This autumn conference in Glasgow, Aldes is teaming up with the Chinese Liberal Democrats to run a discussion panel on the challenges and opportunities for the UK’s research sector in working with – or having to compete with – the rapid growth of China’s science and technology industry.
China now invests over 1.98% of its GDP in research and development: a higher proportion than both the UK and the EU average, and is on track to hit a target of 2.5% of GDP by 2020. It also produces over 10% of all scientific papers published worldwide. Though the UK’s proportional investment in R&D is lower (1.7% of GDP in 2011), we still have a high research output, especially when looking at highly-cited research papers.
But is the UK taking full advantage of potential partnerships with Chinese research and industry? And are UK researchers well enough informed about the risks and benefits of collaboration? We will hear from a panel of experts from a wide range of backgrounds to explore the current state of UK-China collaboration, and what could be done to improve outcomes.
13.00–14.00, Sunday 5 October 2014
Castle 3, Crowne Plaza Hotel
Chair: Merlene Toh Emerson
Merlene is a former City solicitor with experience in international joint ventures and cross-border finance. On leaving full time legal practice, she re-qualified as a mediator and was co-founder of Chinese Liberal Democrats and Chinese Welfare Trust (a national charity). She stood as the Lib Dem Parliamentary candidate in Hammersmith in 2010 and for the London Assembly in 2008 and 2012. She was a member of the business delegation accompanying Business Secretary Dr Vince Cable to China in May this year.
Tom Saunders is a Senior Researcher at Nesta focusing on the Chinese innovation system and a joint author of the report ‘China’s Absorptive State: Innovation and Research in China‘. Prior to Nesta, he also worked in fundraising and research for the media and policy NGO chinadialogue, as an advisor and consultant for the tech transfer programme Innovation China UK, as well as at Demos and for a member of parliament.
Professor Tariq Durrani is Vice President of the Royal Society of Edinburgh. He led the development of the University of Strathclyde’s country-leading research group on Signal Processing and was notable for building successful research partnerships between academia, industry and government.
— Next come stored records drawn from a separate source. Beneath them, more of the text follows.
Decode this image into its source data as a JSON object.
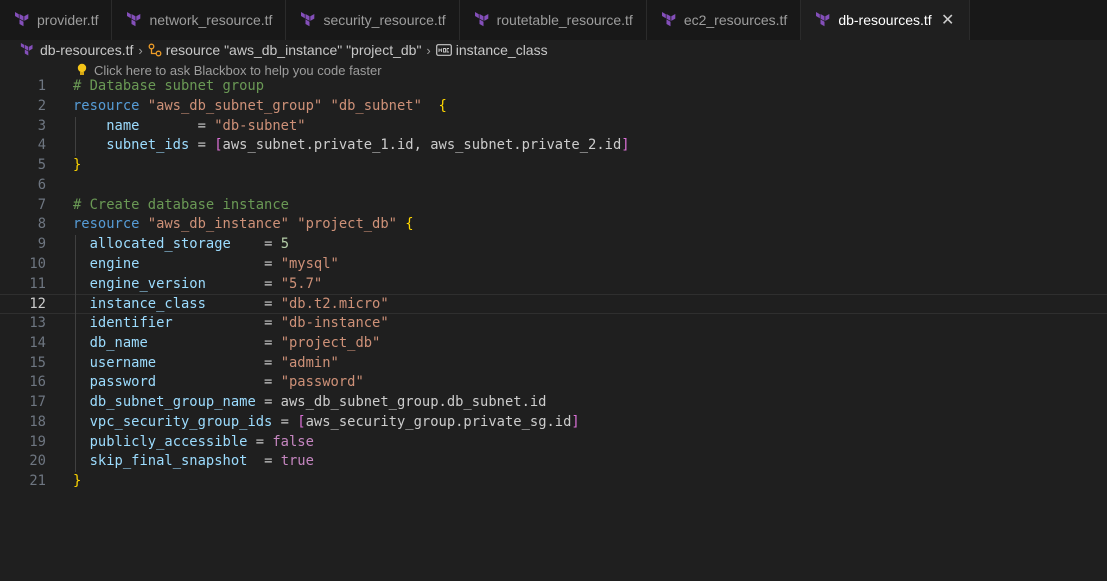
{
  "tabs": [
    {
      "label": "provider.tf",
      "active": false
    },
    {
      "label": "network_resource.tf",
      "active": false
    },
    {
      "label": "security_resource.tf",
      "active": false
    },
    {
      "label": "routetable_resource.tf",
      "active": false
    },
    {
      "label": "ec2_resources.tf",
      "active": false
    },
    {
      "label": "db-resources.tf",
      "active": true
    }
  ],
  "close_glyph": "✕",
  "breadcrumb": {
    "file": "db-resources.tf",
    "resource": "resource \"aws_db_instance\" \"project_db\"",
    "field": "instance_class"
  },
  "hint": "Click here to ask Blackbox to help you code faster",
  "colors": {
    "terraform_icon": "#844fba",
    "keyword": "#569cd6",
    "string": "#ce9178",
    "comment": "#6a9955",
    "number": "#b5cea8",
    "property": "#9cdcfe",
    "boolean": "#c586c0",
    "bracket_level1": "#ffd700",
    "bracket_level2": "#da70d6"
  },
  "current_line": 12,
  "lines": [
    {
      "n": "1",
      "tokens": [
        [
          "cm",
          "# Database subnet group"
        ]
      ]
    },
    {
      "n": "2",
      "tokens": [
        [
          "kw",
          "resource"
        ],
        [
          "plain",
          " "
        ],
        [
          "str",
          "\"aws_db_subnet_group\""
        ],
        [
          "plain",
          " "
        ],
        [
          "str",
          "\"db_subnet\""
        ],
        [
          "plain",
          "  "
        ],
        [
          "b1",
          "{"
        ]
      ]
    },
    {
      "n": "3",
      "tokens": [
        [
          "plain",
          "    "
        ],
        [
          "prop",
          "name"
        ],
        [
          "plain",
          "       = "
        ],
        [
          "str",
          "\"db-subnet\""
        ]
      ]
    },
    {
      "n": "4",
      "tokens": [
        [
          "plain",
          "    "
        ],
        [
          "prop",
          "subnet_ids"
        ],
        [
          "plain",
          " = "
        ],
        [
          "b2",
          "["
        ],
        [
          "plain",
          "aws_subnet.private_1.id, aws_subnet.private_2.id"
        ],
        [
          "b2",
          "]"
        ]
      ]
    },
    {
      "n": "5",
      "tokens": [
        [
          "b1",
          "}"
        ]
      ]
    },
    {
      "n": "6",
      "tokens": []
    },
    {
      "n": "7",
      "tokens": [
        [
          "cm",
          "# Create database instance"
        ]
      ]
    },
    {
      "n": "8",
      "tokens": [
        [
          "kw",
          "resource"
        ],
        [
          "plain",
          " "
        ],
        [
          "str",
          "\"aws_db_instance\""
        ],
        [
          "plain",
          " "
        ],
        [
          "str",
          "\"project_db\""
        ],
        [
          "plain",
          " "
        ],
        [
          "b1",
          "{"
        ]
      ]
    },
    {
      "n": "9",
      "tokens": [
        [
          "plain",
          "  "
        ],
        [
          "prop",
          "allocated_storage"
        ],
        [
          "plain",
          "    = "
        ],
        [
          "num",
          "5"
        ]
      ]
    },
    {
      "n": "10",
      "tokens": [
        [
          "plain",
          "  "
        ],
        [
          "prop",
          "engine"
        ],
        [
          "plain",
          "               = "
        ],
        [
          "str",
          "\"mysql\""
        ]
      ]
    },
    {
      "n": "11",
      "tokens": [
        [
          "plain",
          "  "
        ],
        [
          "prop",
          "engine_version"
        ],
        [
          "plain",
          "       = "
        ],
        [
          "str",
          "\"5.7\""
        ]
      ]
    },
    {
      "n": "12",
      "tokens": [
        [
          "plain",
          "  "
        ],
        [
          "prop",
          "instance_class"
        ],
        [
          "plain",
          "       = "
        ],
        [
          "str",
          "\"db.t2.micro\""
        ]
      ]
    },
    {
      "n": "13",
      "tokens": [
        [
          "plain",
          "  "
        ],
        [
          "prop",
          "identifier"
        ],
        [
          "plain",
          "           = "
        ],
        [
          "str",
          "\"db-instance\""
        ]
      ]
    },
    {
      "n": "14",
      "tokens": [
        [
          "plain",
          "  "
        ],
        [
          "prop",
          "db_name"
        ],
        [
          "plain",
          "              = "
        ],
        [
          "str",
          "\"project_db\""
        ]
      ]
    },
    {
      "n": "15",
      "tokens": [
        [
          "plain",
          "  "
        ],
        [
          "prop",
          "username"
        ],
        [
          "plain",
          "             = "
        ],
        [
          "str",
          "\"admin\""
        ]
      ]
    },
    {
      "n": "16",
      "tokens": [
        [
          "plain",
          "  "
        ],
        [
          "prop",
          "password"
        ],
        [
          "plain",
          "             = "
        ],
        [
          "str",
          "\"password\""
        ]
      ]
    },
    {
      "n": "17",
      "tokens": [
        [
          "plain",
          "  "
        ],
        [
          "prop",
          "db_subnet_group_name"
        ],
        [
          "plain",
          " = aws_db_subnet_group.db_subnet.id"
        ]
      ]
    },
    {
      "n": "18",
      "tokens": [
        [
          "plain",
          "  "
        ],
        [
          "prop",
          "vpc_security_group_ids"
        ],
        [
          "plain",
          " = "
        ],
        [
          "b2",
          "["
        ],
        [
          "plain",
          "aws_security_group.private_sg.id"
        ],
        [
          "b2",
          "]"
        ]
      ]
    },
    {
      "n": "19",
      "tokens": [
        [
          "plain",
          "  "
        ],
        [
          "prop",
          "publicly_accessible"
        ],
        [
          "plain",
          " = "
        ],
        [
          "bool",
          "false"
        ]
      ]
    },
    {
      "n": "20",
      "tokens": [
        [
          "plain",
          "  "
        ],
        [
          "prop",
          "skip_final_snapshot"
        ],
        [
          "plain",
          "  = "
        ],
        [
          "bool",
          "true"
        ]
      ]
    },
    {
      "n": "21",
      "tokens": [
        [
          "b1",
          "}"
        ]
      ]
    }
  ]
}
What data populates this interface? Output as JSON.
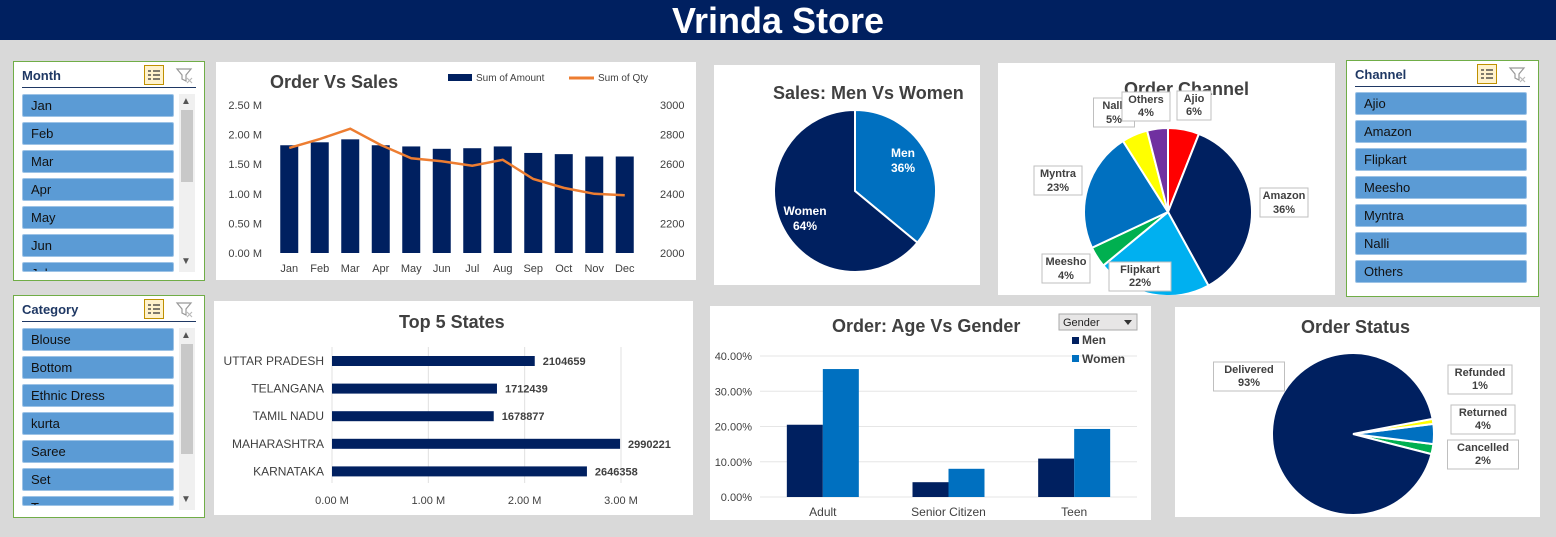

More recently, he has been instrumental in the formation of international research collaborative ventures, including the China-Scotland Research Academy on Signal Image Processing (SIPRA), comprising nine high profile Chinese and five UK Universities for collaborative research and staff/student exchanges.
Professor Durrani has visiting appointments at Princeton, the University of Southern California, Stirling University (UK), the Chinese University of Hong Kong, Khalifa University in Sharjah (United Arab Emirates), and UESTC Chengdu in China. He is a candidate for President of the IEEE in 2015.
Dr Cong Cao is one of the leading scholars in the social studies of China’s science, technology, and innovation. He is the author of China’s Scientific Elite, China’s Emerging Technological Edge: Assessing the Role of High-End Talent (with Denis Fred Simon), and the forthcoming Genetically Modifying China. In August 2013, he led an effort to publish a paper in the journal Science pinpointing the problems of China’s S&T system at the macro, meso, and micro levels and suggesting possible ways of reform. This year he published a further paper with Yutao Sun addressing China’s central R&D expenditure.
Dr Cao has been invited by China’s State Council Development Research Center and the World Bank to review the innovation part of the joint research China 2020. His research has been supported by the U.S. National Science Foundation, IBM, European Union, among others.
Graham is a Patent and Design Attorney with Marks & Clerk LLP and advises clients on a variety of IP-related issues, covering a wide range of fields including electronics, telecoms, energy, cleantech, oil and gas, automotive, defence and software-related inventions. His clients range from major multinational corporations and leading universities to SMEs and spinouts. Graham has assisted many clients in successfully obtaining IP protection in China and Hong Kong.
Marks & Clerk has one of the longest established Beijing offices of any international IP firm, and has the largest team in Hong Kong of multilingual specialists qualified and experienced in both intellectual property law and technology disciplines. The Marks & Clerk network features some 250 IP professionals across 17 offices in 9 countries worldwide.